  • the Fourteenth Amendment,
  • the Fifteenth Amendment,
  • the Civil Rights Act of 1871,
  • the Civil Rights Act of 1964,
  • the Voting Rights Act of 1965,
  • the Civil Rights Act of 1968 and
  • the Fair Housing Act of the same year?

What has DEI done that the aforementioned acts or laws haven’t, and how has DEI expanded the notion of federalism as envisioned by the Founders?

Two – how has the Black Lives Matter organization benefited the black community since the riots of 2020 and the death of that liberal icon George Floyd?  How many and what kind of scholarships does or has BLM provided?  How many charter schools has BLM built?  How much money has BLM collected in donations and how much of it have they invested in rebuilding neighborhoods that were all but destroyed during the riots of 2020?  And has BLM compensated any of the 37 people killed during those peaceful protests?
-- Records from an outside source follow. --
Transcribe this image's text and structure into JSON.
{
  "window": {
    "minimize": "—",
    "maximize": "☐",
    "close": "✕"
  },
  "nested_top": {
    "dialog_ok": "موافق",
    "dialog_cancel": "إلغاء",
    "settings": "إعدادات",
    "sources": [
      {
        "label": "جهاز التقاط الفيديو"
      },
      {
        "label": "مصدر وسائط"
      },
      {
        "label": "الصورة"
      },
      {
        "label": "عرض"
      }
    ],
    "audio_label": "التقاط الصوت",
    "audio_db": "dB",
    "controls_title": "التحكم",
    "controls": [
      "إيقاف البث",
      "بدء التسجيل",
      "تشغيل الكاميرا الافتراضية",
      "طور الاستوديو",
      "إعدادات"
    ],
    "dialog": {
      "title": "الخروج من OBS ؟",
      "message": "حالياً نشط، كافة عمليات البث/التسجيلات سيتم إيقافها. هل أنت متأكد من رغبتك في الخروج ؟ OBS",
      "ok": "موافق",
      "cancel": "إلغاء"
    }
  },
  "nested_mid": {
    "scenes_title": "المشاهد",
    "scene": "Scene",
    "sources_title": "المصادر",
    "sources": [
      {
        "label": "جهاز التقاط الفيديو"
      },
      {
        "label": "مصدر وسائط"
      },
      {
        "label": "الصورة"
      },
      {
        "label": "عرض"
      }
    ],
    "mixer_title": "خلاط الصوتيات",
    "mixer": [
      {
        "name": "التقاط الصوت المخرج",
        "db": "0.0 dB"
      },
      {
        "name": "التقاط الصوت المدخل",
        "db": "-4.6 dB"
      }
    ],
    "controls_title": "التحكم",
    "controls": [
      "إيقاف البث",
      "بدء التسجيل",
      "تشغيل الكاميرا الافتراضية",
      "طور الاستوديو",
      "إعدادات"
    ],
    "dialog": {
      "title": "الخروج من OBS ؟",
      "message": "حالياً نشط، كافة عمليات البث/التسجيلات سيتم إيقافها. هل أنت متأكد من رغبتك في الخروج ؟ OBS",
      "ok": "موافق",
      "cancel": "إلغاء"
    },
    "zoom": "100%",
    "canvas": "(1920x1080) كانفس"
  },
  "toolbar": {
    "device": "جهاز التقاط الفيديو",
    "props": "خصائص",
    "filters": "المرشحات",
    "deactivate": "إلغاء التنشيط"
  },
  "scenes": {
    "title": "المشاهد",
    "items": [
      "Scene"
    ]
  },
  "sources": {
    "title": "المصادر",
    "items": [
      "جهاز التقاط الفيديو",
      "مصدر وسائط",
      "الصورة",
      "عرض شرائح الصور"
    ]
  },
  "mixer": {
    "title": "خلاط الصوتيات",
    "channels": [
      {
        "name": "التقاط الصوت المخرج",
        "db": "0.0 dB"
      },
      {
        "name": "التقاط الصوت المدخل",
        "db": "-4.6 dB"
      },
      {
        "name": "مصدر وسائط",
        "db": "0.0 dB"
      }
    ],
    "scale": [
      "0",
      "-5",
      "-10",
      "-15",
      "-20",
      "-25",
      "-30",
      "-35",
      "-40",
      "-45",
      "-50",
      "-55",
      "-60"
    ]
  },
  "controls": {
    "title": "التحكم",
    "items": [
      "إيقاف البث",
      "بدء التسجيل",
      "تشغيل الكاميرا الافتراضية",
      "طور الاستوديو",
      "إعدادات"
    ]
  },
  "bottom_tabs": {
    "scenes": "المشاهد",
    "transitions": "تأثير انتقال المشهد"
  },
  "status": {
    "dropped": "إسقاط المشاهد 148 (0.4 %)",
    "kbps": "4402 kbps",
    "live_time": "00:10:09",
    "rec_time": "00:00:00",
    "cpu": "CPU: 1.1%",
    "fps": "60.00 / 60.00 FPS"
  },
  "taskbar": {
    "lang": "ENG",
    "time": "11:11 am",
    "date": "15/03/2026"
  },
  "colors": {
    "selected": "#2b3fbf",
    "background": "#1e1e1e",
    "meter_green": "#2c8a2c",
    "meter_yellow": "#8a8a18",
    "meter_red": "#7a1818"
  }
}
Three – how has America benefited by the Biden administration allowing eight to ten million unvaccinated, unvetted illegal aliens to enter this country?  Has it made life better for everyday Americans?  Has it reduced the crime rate or improved the quality of life in our big cities?  Has it reduced HHS spending?  Has it made our public school more effective when teachers have to teach students in a hundred different languages?  And speaking of education, why is canceling student debt a good idea?  And how much sense does it make to reward people who do not honor their financial commitments by taxing the people who do?

Four – how has woke ideology improved the fighting capability and readiness of our military?  How has DEI increased recruiting or induced soldiers, sailors, airmen, and Marines to re-up their enlistments?

Those are legitimate questions, but I don’t expect straightforward discussion from the left on any of these matters because woke ideology isn’t based on hard evidence, it’s based  primarily on Tik Toc videos and cute quips such as, “everyone must pay their fair share!”   Nonetheless, we must do our best to discuss these matters from the standpoint of how they benefit or hurt the nation.  At the same time  pay close attention to the actual points liberals are actually arguing.  Far too many on the left tend to regurgitate bumper-sticker talking points because, well, it’s easy to make vacuous slogans such as “Jesus was a liberal” appear pithy.  And lastly, when you make a point, and the individual responds to something other than your point or  to a question you didn’t ask or a matter that’s only tangentially related to the topic, stop immediately and re-focus the discussion, because liberal policies seldom stand the test of examination.

In closing, biggest issue when discussing politics is realizing how much obfuscation is involved, so be aware of canned b.s., and stick to the three basic questions…

  • where’s your hard evidence.
  • how much will it cost, and
  • compared to what?

Quote of the day: “History is not there for us to like or dislike.  It is there for us to learn from.  And if it offends you, even better- because then you are less likely to repeat it.  It is not anyone’s to erase; it belongs to all of us.” – Unknown

Discover more from L.S. "Butch" Mazzuca

Subscribe now to keep reading and get access to the full archive.

Continue reading